A long-range transit plan should consider more than reduction of Madison congestion. It must also address the zero-emissions goals expressed by Madison, protect wetlands and recreational areas and prohibit development of valuable agricultural land.

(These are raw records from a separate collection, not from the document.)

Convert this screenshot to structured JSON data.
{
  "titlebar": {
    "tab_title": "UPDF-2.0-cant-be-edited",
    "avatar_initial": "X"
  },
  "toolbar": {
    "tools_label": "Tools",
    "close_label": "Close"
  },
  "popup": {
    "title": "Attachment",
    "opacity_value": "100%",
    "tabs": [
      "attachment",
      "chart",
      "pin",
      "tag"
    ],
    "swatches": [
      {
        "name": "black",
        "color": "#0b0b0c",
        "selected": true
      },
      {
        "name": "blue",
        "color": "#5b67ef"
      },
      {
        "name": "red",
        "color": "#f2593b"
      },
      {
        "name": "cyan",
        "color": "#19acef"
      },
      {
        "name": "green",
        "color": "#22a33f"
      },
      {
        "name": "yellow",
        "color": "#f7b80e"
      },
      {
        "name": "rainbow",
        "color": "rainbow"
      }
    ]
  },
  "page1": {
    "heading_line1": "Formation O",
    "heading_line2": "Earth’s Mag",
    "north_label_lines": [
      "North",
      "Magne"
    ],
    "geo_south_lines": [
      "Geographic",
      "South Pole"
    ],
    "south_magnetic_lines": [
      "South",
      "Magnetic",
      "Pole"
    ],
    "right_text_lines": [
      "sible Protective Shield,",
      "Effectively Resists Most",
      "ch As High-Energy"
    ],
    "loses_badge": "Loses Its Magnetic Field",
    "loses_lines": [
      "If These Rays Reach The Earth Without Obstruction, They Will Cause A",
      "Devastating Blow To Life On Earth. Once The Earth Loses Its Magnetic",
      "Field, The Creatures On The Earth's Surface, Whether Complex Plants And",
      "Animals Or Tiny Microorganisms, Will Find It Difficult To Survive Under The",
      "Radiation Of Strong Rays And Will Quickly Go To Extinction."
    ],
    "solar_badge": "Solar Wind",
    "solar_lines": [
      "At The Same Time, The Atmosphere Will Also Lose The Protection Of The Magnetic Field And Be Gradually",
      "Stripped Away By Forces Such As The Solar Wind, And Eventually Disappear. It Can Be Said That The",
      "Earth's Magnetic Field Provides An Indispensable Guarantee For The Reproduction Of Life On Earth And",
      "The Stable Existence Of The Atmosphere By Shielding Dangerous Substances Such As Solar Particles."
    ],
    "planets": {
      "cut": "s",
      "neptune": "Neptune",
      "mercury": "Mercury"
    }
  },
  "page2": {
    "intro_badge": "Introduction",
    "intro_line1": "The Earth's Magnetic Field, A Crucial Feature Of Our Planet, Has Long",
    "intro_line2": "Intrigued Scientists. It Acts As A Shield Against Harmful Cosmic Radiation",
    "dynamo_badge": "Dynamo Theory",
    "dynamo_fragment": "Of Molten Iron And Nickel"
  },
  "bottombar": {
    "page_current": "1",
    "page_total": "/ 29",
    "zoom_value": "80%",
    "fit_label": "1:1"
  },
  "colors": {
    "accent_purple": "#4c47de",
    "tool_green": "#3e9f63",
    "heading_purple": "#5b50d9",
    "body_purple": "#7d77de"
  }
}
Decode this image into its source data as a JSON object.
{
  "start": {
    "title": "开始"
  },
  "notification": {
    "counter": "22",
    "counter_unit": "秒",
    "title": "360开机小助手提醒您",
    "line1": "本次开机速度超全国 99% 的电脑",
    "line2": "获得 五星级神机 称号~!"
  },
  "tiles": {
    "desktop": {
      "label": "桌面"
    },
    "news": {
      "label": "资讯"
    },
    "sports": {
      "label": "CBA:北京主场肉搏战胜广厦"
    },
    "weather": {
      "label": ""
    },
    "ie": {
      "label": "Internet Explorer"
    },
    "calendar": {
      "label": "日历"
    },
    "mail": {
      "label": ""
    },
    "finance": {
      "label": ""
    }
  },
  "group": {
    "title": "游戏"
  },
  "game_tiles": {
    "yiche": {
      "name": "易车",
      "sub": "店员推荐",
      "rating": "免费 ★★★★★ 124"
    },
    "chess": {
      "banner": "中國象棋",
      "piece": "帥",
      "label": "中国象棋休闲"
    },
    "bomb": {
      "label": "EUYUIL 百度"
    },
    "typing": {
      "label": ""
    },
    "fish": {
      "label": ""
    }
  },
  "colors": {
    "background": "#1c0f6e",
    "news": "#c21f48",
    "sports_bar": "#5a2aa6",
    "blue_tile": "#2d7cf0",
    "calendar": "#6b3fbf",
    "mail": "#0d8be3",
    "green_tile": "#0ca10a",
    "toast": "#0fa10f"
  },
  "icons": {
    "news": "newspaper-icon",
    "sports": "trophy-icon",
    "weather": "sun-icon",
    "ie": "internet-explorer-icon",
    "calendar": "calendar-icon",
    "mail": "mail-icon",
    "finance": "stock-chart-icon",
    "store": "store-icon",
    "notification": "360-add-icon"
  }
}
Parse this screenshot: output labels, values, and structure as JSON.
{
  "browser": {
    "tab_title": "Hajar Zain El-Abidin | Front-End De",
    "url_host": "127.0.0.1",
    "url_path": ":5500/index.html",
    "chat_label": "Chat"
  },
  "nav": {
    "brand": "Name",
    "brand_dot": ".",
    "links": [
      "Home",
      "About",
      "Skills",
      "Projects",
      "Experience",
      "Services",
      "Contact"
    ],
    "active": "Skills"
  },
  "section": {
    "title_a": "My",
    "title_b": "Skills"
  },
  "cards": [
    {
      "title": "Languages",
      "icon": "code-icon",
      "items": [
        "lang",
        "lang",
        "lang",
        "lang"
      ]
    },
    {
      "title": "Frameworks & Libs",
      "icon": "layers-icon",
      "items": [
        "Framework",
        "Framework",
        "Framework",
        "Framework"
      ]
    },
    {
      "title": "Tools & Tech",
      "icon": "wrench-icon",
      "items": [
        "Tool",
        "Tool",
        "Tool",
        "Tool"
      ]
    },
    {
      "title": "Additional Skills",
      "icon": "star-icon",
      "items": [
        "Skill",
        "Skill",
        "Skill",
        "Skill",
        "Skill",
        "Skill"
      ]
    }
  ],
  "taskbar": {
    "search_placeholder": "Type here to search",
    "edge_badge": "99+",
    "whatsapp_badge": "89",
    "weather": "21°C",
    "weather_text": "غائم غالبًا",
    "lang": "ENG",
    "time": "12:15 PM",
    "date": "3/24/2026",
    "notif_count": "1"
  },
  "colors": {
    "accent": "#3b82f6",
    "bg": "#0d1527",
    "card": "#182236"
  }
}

An obvious solution is to electrify and exploit the existing state-owned rail corridors radiating from Madison throughout Dane County.
Ron Wolfe, Springfield